EXERCISE REQUIREMENTS >>
Copy out the entire listing word for word.

::: SUPPLIED MATERIAL :::

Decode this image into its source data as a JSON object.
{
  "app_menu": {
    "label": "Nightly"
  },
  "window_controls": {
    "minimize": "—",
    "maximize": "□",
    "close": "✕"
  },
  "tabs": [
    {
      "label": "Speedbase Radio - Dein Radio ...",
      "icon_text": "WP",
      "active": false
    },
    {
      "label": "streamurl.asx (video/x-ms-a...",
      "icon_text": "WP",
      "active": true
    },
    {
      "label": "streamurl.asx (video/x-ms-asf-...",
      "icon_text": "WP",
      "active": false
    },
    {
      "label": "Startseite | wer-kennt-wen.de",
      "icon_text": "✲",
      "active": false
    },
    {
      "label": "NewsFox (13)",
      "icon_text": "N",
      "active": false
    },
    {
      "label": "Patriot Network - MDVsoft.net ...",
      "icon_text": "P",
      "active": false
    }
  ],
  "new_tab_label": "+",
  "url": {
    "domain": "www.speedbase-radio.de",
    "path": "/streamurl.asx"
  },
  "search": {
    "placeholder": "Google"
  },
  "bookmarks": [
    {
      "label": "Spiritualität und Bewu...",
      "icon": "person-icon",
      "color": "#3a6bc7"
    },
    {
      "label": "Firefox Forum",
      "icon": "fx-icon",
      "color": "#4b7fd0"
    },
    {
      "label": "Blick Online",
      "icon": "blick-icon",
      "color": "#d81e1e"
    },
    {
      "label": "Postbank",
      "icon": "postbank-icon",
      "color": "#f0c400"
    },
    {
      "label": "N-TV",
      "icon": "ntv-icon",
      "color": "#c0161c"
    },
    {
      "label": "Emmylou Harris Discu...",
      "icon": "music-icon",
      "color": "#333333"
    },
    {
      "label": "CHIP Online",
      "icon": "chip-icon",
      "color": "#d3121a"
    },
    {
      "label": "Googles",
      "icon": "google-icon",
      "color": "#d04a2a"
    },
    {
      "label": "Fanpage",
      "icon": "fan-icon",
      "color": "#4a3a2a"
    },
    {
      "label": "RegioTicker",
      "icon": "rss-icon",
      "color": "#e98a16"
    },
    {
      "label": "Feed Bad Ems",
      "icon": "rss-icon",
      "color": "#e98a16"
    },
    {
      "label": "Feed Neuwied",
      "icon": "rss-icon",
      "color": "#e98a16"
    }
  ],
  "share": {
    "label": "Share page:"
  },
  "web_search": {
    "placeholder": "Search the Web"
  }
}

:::

WORKED SOLUTION >>
Decode this image into its source data as a JSON object.
{
  "app_menu": {
    "label": "Nightly"
  },
  "window_controls": {
    "minimize": "—",
    "maximize": "□",
    "close": "✕"
  },
  "tabs": [
    {
      "label": "Speedbase Radio - Dein Radio ...",
      "icon_text": "WP",
      "active": false
    },
    {
      "label": "streamurl.asx (video/x-ms-a...",
      "icon_text": "WP",
      "active": true
    },
    {
      "label": "streamurl.asx (video/x-ms-asf-...",
      "icon_text": "WP",
      "active": false
    },
    {
      "label": "Startseite | wer-kennt-wen.de",
      "icon_text": "✲",
      "active": false
    },
    {
      "label": "NewsFox (13)",
      "icon_text": "N",
      "active": false
    },
    {
      "label": "Patriot Network - MDVsoft.net ...",
      "icon_text": "P",
      "active": false
    }
  ],
  "new_tab_label": "+",
  "url": {
    "domain": "www.speedbase-radio.de",
    "path": "/streamurl.asx"
  },
  "search": {
    "placeholder": "Google"
  },
  "bookmarks": [
    {
      "label": "Spiritualität und Bewu...",
      "icon": "person-icon",
      "color": "#3a6bc7"
    },
    {
      "label": "Firefox Forum",
      "icon": "fx-icon",
      "color": "#4b7fd0"
    },
    {
      "label": "Blick Online",
      "icon": "blick-icon",
      "color": "#d81e1e"
    },
    {
      "label": "Postbank",
      "icon": "postbank-icon",
      "color": "#f0c400"
    },
    {
      "label": "N-TV",
      "icon": "ntv-icon",
      "color": "#c0161c"
    },
    {
      "label": "Emmylou Harris Discu...",
      "icon": "music-icon",
      "color": "#333333"
    },
    {
      "label": "CHIP Online",
      "icon": "chip-icon",
      "color": "#d3121a"
    },
    {
      "label": "Googles",
      "icon": "google-icon",
      "color": "#d04a2a"
    },
    {
      "label": "Fanpage",
      "icon": "fan-icon",
      "color": "#4a3a2a"
    },
    {
      "label": "RegioTicker",
      "icon": "rss-icon",
      "color": "#e98a16"
    },
    {
      "label": "Feed Bad Ems",
      "icon": "rss-icon",
      "color": "#e98a16"
    },
    {
      "label": "Feed Neuwied",
      "icon": "rss-icon",
      "color": "#e98a16"
    }
  ],
  "share": {
    "label": "Share page:"
  },
  "web_search": {
    "placeholder": "Search the Web"
  }
}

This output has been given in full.